Pectoral Sandpiper

Bird of the Month: Pectoral Sandpiper

By Andy McCormick

PC: Mick Thompson (Pectoral Sandpiper)

PC: Mick Thompson (Pectoral Sandpiper)

Scientific Name: Calidris melanotos

Length 8.75 in

Wingspan 18 in

Weight 2.6 oz (73 g)

AOU Band code PESA

The Pectoral Sandpiper is uncommon in Western Washington but can usually be seen during fall migration. Adults begin passing through Washington in late July and juveniles show up from mid-August to late October. The juveniles will be in new plumage having completed their prejuvenile (or first prebasic) molt, which results in the change from downy feathers to their basic plumage. The juveniles will have a bright look with sharply defined markings on their feathers. The adults on the other hand will look worn, because they wait until they are on the wintering grounds to molt. 

The Big Bib Look

In both adult and juvenile Pectoral Sandpipers prominent streaking on the breast contrasts sharply with the clear white belly (Alderfer). This chest streaking appears heavy and has been described as looking like corduroy (Dunne). It is present in all plumages and is darker in the male. The Pec is a chunky-looking sandpiper that can appear a bit top-heavy. It has a dark bill with a pale base and yellowish, sometimes greenish-tinged, legs. 

The Pectoral Sandpiper is in the genus Calidris, from the Greek kalidris, used by Aristotle for a speckled waterbird. Its species name melanotos refers to its black-looking back in breeding plumage; from the Greek, melas, black and noton, back. Pectoral refers to this sandpipers chest sacs, which when inflated, are used to increase the resonance in its mating call (Holloway). 

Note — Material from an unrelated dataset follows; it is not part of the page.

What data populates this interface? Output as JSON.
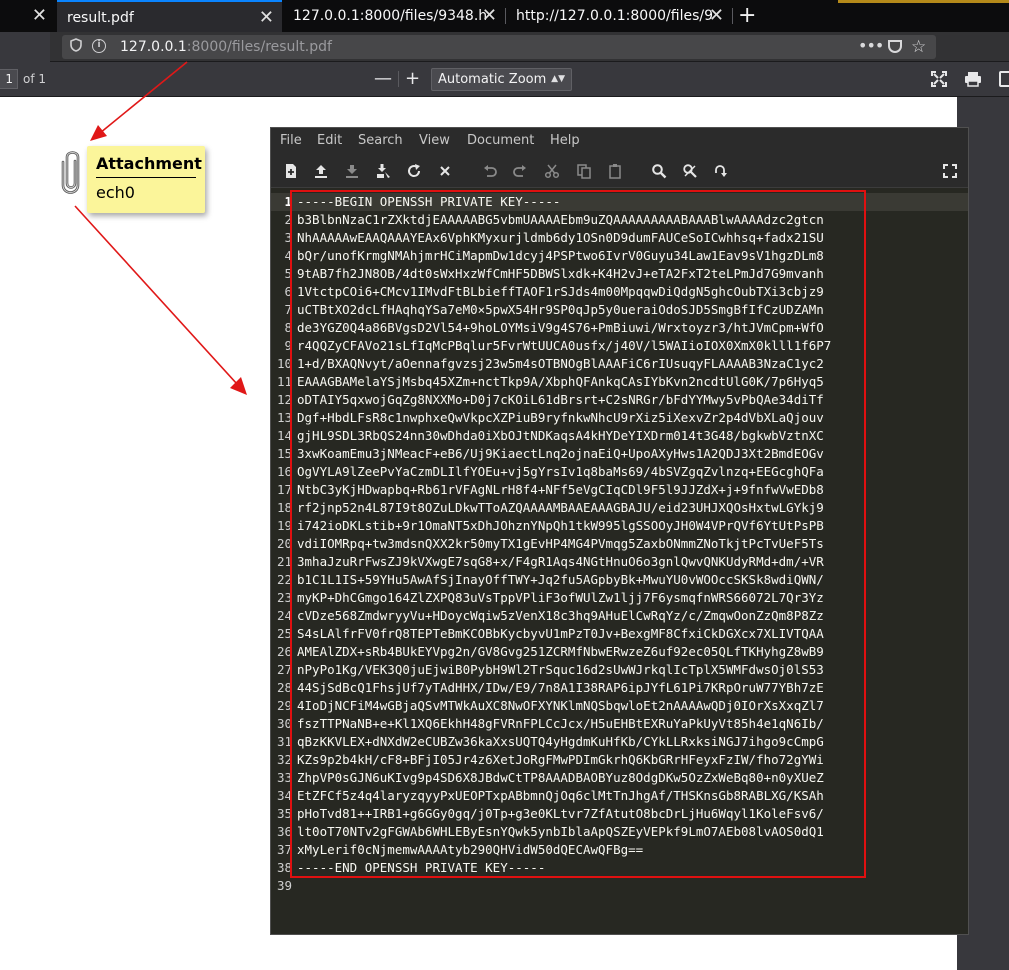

Arctic Breeder

The breeding display of the Pectoral Sandpiper produces one of the most unusual sounds among shorebirds. The male’s inflatable chest sacs produce a hollow-sounding hooting call during flight displays. The Pec breeds along the Bering Sea and the northern arctic coastal plain across Northern Canada to Hudson Bay. 

Its nest is a shallow depression on the tundra usually well-hidden in grass. As is typical for shorebirds, four whitish to olive-colored eggs are deposited. Incubation is by the female only and lasts about three weeks. The young leave the nest soon after hatching and first flight is in another three weeks. Their diet consists primarily of insects. 

20,000 Mile Migration

Migration for the Pectoral Sandpiper is a long distance event. Pecs leave the breeding area quickly in mid-July and move to subarctic wetland staging areas before beginning a migration that takes them from northern Canada, Alaska and Siberia to southern South America, Australia and New Zealand. Some of these birds make a 20,000 mile trip. Most Pectorals keep to Central North America but juveniles will spread east and west to the coasts (Farmer, et al). 

Abundance estimates for Pectoral Sandpipers vary widely and they have proven to be a difficult species to study because the breeding grounds are very far north and the birds disperse widely after breeding. However, numbers in a variety of survey areas have been steady in the decades since the 1970s. There are no specific conservation measures being taken, but the habitat protection work of the Western Hemisphere Shorebird Reserve Network will be beneficial (Farmer, et al).